And meet Jackie elsewhere on the world wide web at:
https://www.facebook.com/AllotropeMedia
http://www.amazon.com/author/JackieGamber
http://www.twitter.com/JackieGamber
http://www.facebook.com/jackiegamber

Book Review – Worlds Collide by Shannon McRoberts

Title: Worlds Collide: a crossover novella
Author: Shannon McRoberts
Written: 2010
Published: 2012
Format: Print* – please note, my review copy was an uncorrected print proof and the novella is currently only available for purchase as an eBook; print books are expected to be released soon

ShannonMcRobertsTourBadge5001-300x227

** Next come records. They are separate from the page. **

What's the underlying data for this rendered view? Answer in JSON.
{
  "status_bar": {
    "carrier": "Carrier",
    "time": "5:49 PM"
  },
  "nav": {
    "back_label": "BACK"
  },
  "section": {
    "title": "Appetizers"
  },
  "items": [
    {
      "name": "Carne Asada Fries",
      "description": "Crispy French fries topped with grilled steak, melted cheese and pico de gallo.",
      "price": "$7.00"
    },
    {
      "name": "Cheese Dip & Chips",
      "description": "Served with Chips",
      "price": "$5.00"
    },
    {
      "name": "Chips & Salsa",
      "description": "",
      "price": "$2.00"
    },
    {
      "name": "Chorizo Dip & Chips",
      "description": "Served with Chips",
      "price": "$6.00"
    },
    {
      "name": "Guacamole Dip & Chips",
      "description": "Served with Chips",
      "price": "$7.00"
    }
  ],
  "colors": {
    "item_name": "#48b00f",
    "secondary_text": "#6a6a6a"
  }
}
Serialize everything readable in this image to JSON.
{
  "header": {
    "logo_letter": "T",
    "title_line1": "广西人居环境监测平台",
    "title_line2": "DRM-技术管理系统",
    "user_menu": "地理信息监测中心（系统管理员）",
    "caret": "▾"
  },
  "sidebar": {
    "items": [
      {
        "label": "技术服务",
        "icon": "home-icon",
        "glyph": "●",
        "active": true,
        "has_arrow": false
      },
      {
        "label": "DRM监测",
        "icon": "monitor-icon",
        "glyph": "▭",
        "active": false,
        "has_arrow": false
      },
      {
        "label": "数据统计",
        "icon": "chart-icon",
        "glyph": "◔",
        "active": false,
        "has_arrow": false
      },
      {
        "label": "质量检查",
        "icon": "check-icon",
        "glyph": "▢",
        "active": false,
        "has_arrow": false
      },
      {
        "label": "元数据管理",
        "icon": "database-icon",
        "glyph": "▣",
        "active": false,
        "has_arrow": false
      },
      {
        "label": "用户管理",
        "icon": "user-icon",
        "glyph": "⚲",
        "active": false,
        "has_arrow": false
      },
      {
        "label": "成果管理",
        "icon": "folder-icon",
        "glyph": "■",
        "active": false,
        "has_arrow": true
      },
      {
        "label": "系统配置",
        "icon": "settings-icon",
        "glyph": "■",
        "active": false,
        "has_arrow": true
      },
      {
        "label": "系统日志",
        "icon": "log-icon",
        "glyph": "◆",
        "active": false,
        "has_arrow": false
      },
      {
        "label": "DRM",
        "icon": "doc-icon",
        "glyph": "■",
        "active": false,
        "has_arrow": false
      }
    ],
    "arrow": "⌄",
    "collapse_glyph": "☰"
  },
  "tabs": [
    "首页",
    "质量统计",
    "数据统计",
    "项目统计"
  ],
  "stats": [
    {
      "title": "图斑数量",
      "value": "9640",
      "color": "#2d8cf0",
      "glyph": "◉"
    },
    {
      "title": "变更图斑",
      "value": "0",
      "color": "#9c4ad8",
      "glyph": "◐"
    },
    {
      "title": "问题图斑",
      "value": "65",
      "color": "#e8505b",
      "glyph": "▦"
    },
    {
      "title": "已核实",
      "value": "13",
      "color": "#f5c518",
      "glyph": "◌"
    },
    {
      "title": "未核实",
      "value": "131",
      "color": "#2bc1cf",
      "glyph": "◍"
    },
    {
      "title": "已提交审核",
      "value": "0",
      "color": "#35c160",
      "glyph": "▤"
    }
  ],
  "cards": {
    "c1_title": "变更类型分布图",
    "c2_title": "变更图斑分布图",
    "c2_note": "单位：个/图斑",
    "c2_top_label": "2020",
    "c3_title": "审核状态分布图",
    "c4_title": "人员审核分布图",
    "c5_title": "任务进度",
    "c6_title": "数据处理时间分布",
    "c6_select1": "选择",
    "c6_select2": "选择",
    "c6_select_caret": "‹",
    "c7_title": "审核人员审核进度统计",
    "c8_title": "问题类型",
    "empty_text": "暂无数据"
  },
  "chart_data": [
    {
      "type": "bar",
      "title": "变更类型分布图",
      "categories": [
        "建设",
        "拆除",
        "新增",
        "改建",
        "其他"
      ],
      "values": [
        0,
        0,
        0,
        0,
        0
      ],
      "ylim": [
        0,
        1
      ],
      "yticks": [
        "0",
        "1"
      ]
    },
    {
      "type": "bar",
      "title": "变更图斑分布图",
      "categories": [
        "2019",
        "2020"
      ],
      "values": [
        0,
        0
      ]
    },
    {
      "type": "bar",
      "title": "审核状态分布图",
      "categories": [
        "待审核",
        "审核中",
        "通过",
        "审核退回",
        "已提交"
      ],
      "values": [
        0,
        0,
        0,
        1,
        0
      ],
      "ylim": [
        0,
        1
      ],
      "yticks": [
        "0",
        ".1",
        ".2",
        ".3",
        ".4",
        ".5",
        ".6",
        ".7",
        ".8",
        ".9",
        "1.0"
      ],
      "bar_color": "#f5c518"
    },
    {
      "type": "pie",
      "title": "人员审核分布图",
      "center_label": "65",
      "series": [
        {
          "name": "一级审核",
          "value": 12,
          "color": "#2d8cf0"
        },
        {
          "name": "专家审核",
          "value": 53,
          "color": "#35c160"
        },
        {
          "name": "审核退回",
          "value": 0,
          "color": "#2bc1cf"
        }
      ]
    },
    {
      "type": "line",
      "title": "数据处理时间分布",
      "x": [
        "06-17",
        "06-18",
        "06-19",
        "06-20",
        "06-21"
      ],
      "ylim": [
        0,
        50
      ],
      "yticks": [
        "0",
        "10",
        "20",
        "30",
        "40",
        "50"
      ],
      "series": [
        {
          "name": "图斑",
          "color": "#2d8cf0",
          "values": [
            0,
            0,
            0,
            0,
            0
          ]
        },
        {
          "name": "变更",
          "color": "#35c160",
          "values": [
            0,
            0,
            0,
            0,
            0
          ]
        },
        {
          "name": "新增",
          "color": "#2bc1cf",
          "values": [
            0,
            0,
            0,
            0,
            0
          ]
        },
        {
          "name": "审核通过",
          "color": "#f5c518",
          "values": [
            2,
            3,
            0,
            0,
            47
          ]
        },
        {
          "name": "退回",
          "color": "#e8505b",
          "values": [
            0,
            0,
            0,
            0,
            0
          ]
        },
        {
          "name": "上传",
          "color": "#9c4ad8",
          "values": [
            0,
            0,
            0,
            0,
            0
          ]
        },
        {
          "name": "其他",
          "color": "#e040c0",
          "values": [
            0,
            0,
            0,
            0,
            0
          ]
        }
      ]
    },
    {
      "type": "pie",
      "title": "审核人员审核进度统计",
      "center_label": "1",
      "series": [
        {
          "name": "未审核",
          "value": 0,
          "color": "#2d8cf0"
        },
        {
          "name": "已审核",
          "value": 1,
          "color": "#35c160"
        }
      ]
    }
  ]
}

Words Collide is a short novella.  It’s listed at 48 pages on Amazon (my proof is 40 pages), but as I look at the formatting, I’m actually questioning if this one isn’t more of a novelette [note: novelette 7500-15k, novella 15k-40k].

In this novella, novelette, story, a group called the N’Loron is about to break into Athene’s world, and she has to chose between this group of creatures and her own life.

So, I’ll admit that when I started reading, the book did exactly what I don’t want to see in fantasy – big words for no reason other than big words, somebody immediately doing what they’re not supposed to be doing, Gods used in funny ways, etc – and all in the first page.  But the book flows well enough, so I kept reading.

We follow a line of chaos pretty much the whole story, and there’s a lot of telling rather than showing, which I think weakens the whole story line.  For instance, the first paragraph says that the character, Nike, enters a place she shouldn’t have been after searching for a while.  Show us the searching.  Give us a paragraph of walking for a long time (or flying, Nike has wings after all), sweat, whatever.

Another issue I had was that there are a lot of “fantasy-ish” names – you know, stuff that looks made up.  A’tiasul, N’Loron, etc.  And a lot of names that are similar.  Nike/Nikeda.  I don’t know about you, but when I read names like that, I sort of stop comprehending who is who and have to slow down and pay more attention, meaning I don’t get as lost in the story as I would like to.  (Also, several are repetitively used – there’s a paragraph near the end, for instance, where every sentence uses N’Loren in it at least once.)

Also, the God(s) used… are sort of used in name only.  Athina, for example, is the daughter of Zeus, not the granddaughter of him.  Nike is not a dark anything.  But they are in this book.  So if you’re really into mythologies, be aware of that going in.

In the end, overlook the theft of names to make characters, and give yourself a few pages to get into the book.  It’s entertaining enough, and at the short length, it’s good for when you don’t want a novel.  Like I said, by my estimation, this is more a novelette than a novella, so you shouldn’t have to spend too much time to get through it.

The story’s there, so I’ll give this one a three.  Pick it up if you want something shorter, but if you’re really looking for a novel, don’t feel guilty skipping it.

522774_295266757254418_375784932_n

I don’t know why this is required, but here it is:

Disclosure of Material Connection: I received this book in conjunction with  First Rule Publicity and the author as part of a virtual book tour. I was not compensated nor was I required to write a positive review. The opinions I have expressed are my own. I am disclosing this in accordance with the Federal Trade Commission’s 16 CFR, Part 255: “Guides Concerning the Use of Endorsements and Testimonials in Advertising.”

%d bloggers like this: